  1. The disadvantage gap does not widen
  2. Gaps in knowledge do not slow down later learning
  3. Students do not feel alone or forgotten
  4. Parents and students feel reassured
  5. School staff, pupils and families can sustain the mode while schools remain closed

With clear objectives established, we were able to be specific about how the ABC @ Home would operate to achieve them. This has enabled us to evaluate the content and new resources to be added to the ABC @ Home, and also to guide schools’ implementation of the framework across the summer term.

Support pupils to remember and apply already acquired knowledge

We want pupils to revisit and build upon concepts and ideas that are already familiar to them. As a result, our home learning resources contain a high ratio of practice. This will reduce the load on ‘parents as teachers’ as well as lower the risk of pupils becoming disengaged with the learning. Of course, they should provide stretch and challenge, but within concepts and ideas which are already familiar.

New learning should focus on non-foundational/core knowledge

This is perhaps the most controversial element of our framework as teachers and leaders are rightly anxious that pupils do not fall behind. However, not all pupils will learn as effectively through an online and independent learning approach. Home learning is not equitable – and many children will find learning new things hard without support. It is also difficult to identify misconceptions that develop when learning new knowledge in this way. We have asked schools to think carefully whether it is appropriate to introduce new knowledge and concepts to pupils. A good example here might be in English – if your usual curriculum has Summer term as poetry in Year 7, do you really want your students’ first experience of poetry in a new genre to be encountered at home? Would it be possible to swap that unit with another one planned in year 8?

Activity should be purposeful, manageable and not lead to ‘busy work’

We will only create or signpost resources which are well thought through and we can be confident that they will deliver impact (towards our aims). It should not lead to ‘busy work’ for parents, pupils or teachers. As far as possible our approach lends itself to independent learning, as we know that most parents and carers do not have the capacity to support their child’s learning all day.

We must monitor engagement and continue to evaluate

In order to check that our approach is equitable and inclusive, it is important to ensure that schools build in a mechanism to monitor the engagement of pupils and that they act upon this information. We will need to iterate. Across each school the approach will differ, starting small and strengthening as confidence grows. We are likely to make mistakes but will learn as we go. Schools may ‘step-up’ or ‘step-down’ their home learning approach based on feedback from pupils and teachers.

We must ensure an equitable approach

From the outset, it has been clear that technology would need to support our home learning strategy. As the crisis began to unfold, the internet, twitter and platforms such as LinkedIn became flooded with free products and resources to support teachers and students. We have provided all of our schools with a clear steer that they should not introduce any new digital approach into their teaching and learning model.

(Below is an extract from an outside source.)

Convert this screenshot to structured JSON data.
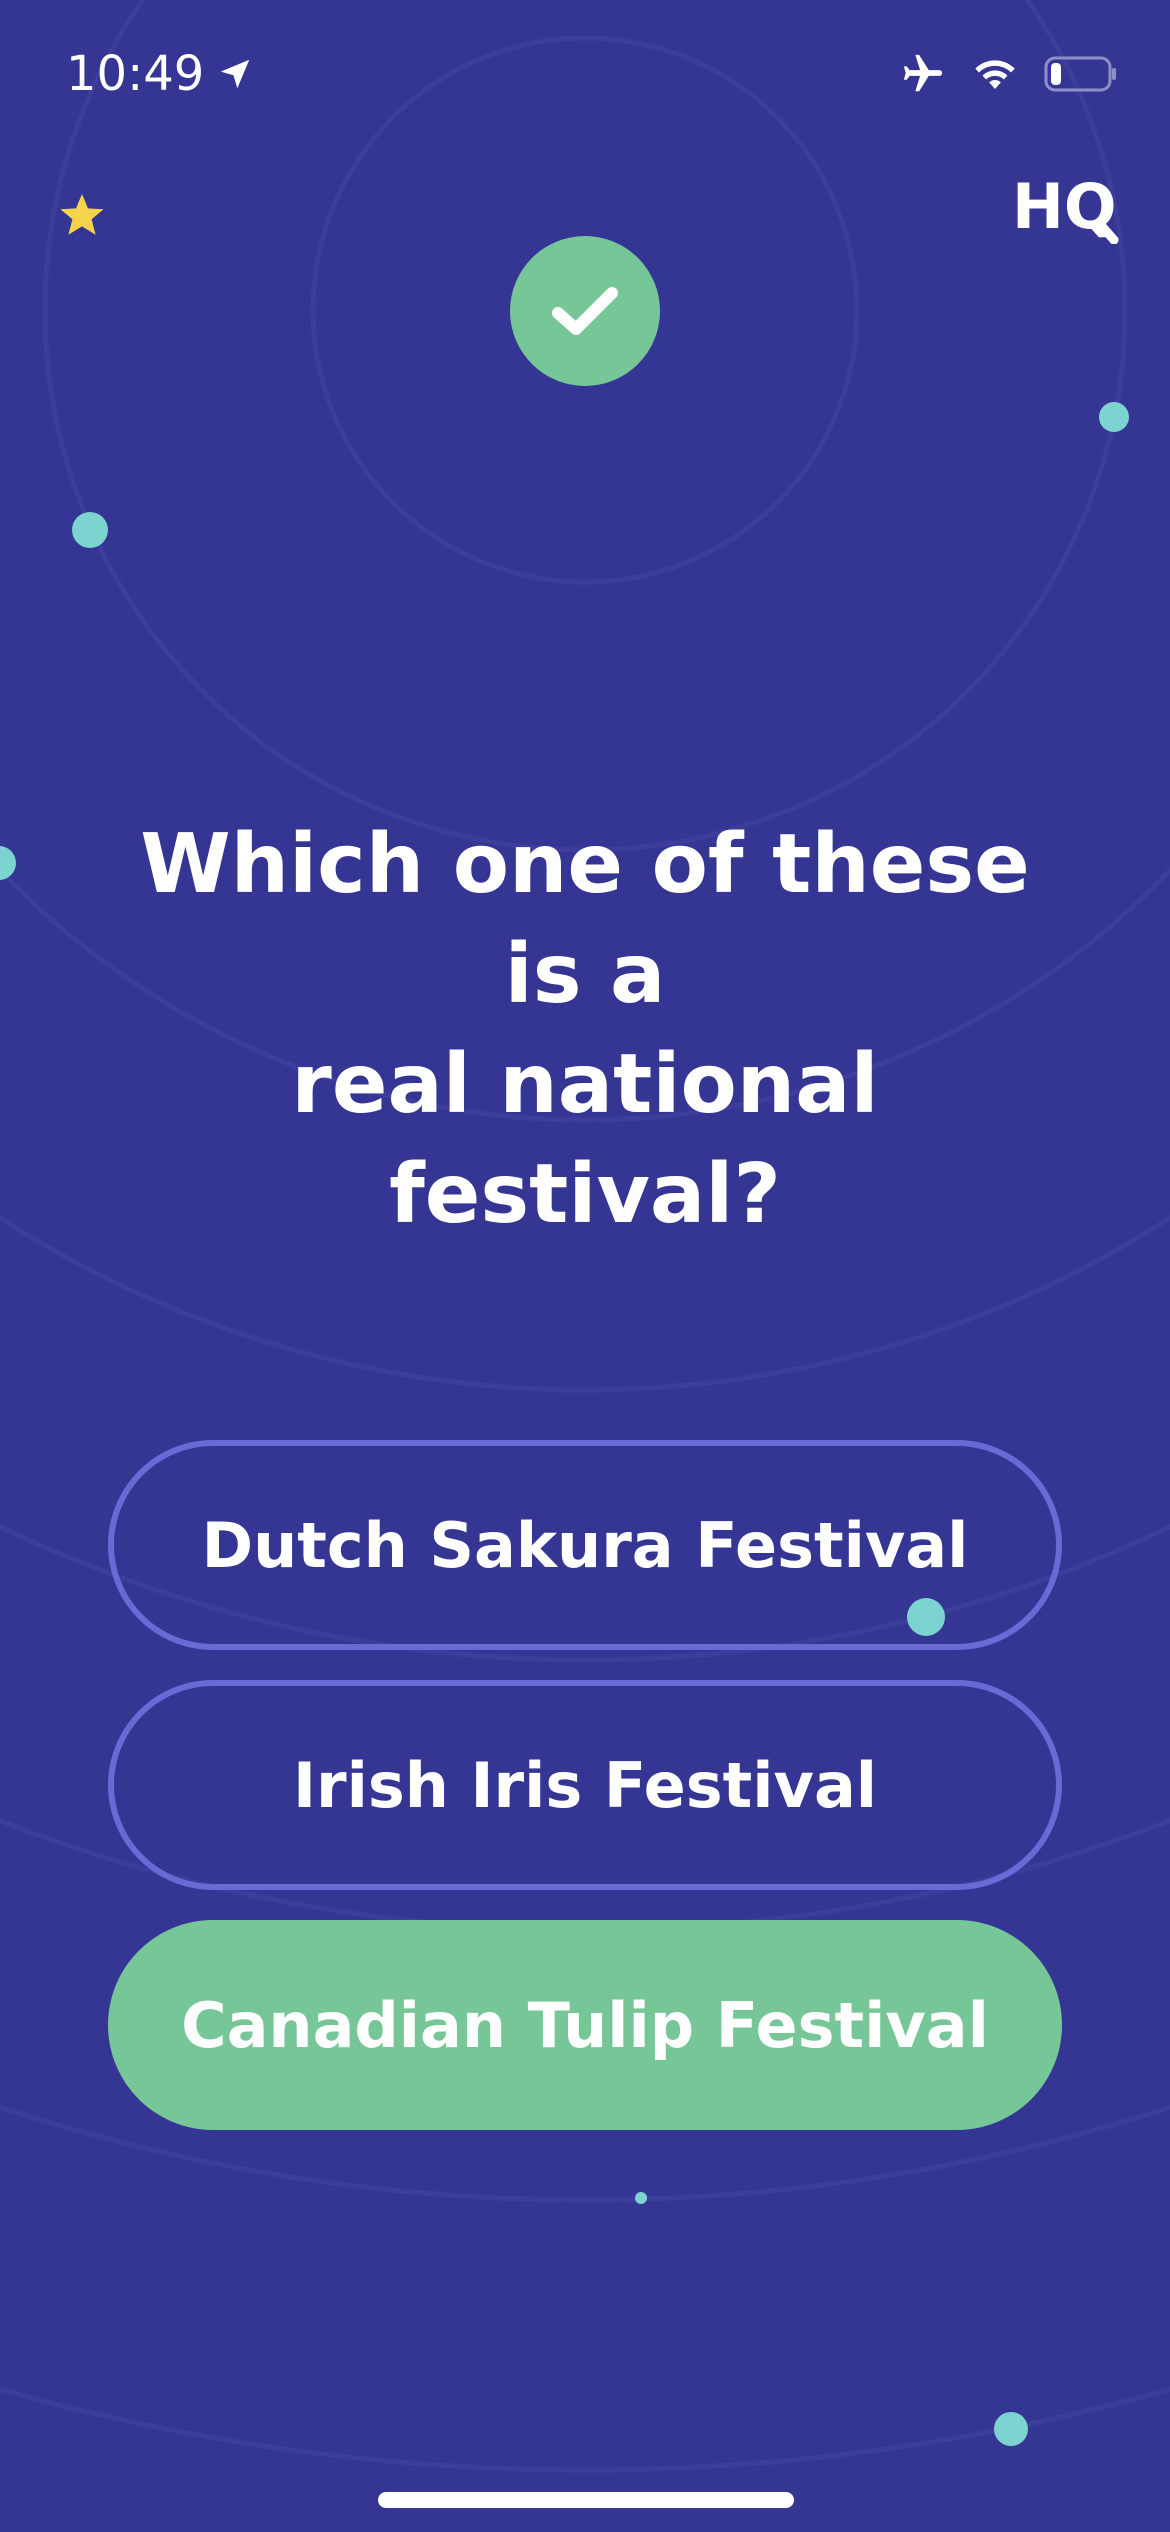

Yet. As I have written before, reactive use of technology doesn’t usually deliver the impact that you are hoping for.

We wanted to understand the equity of provision of technology in our students’ homes. A network wide technology survey was distributed via text messages to our families. With almost 10,000 responses so far, we are building a clear picture of the technology available. We have been surprised by a higher level of access to personal devices than we anticipated, but the gap between those that have and have not is still wide. We have always been aware of the issue of digital poverty, but it has never had the potential to have such a detrimental impact as now. Our framework has therefore been designed with three levels:

In our next blog, we will talk through the thinking behind how we are organising the ABC @ home timetable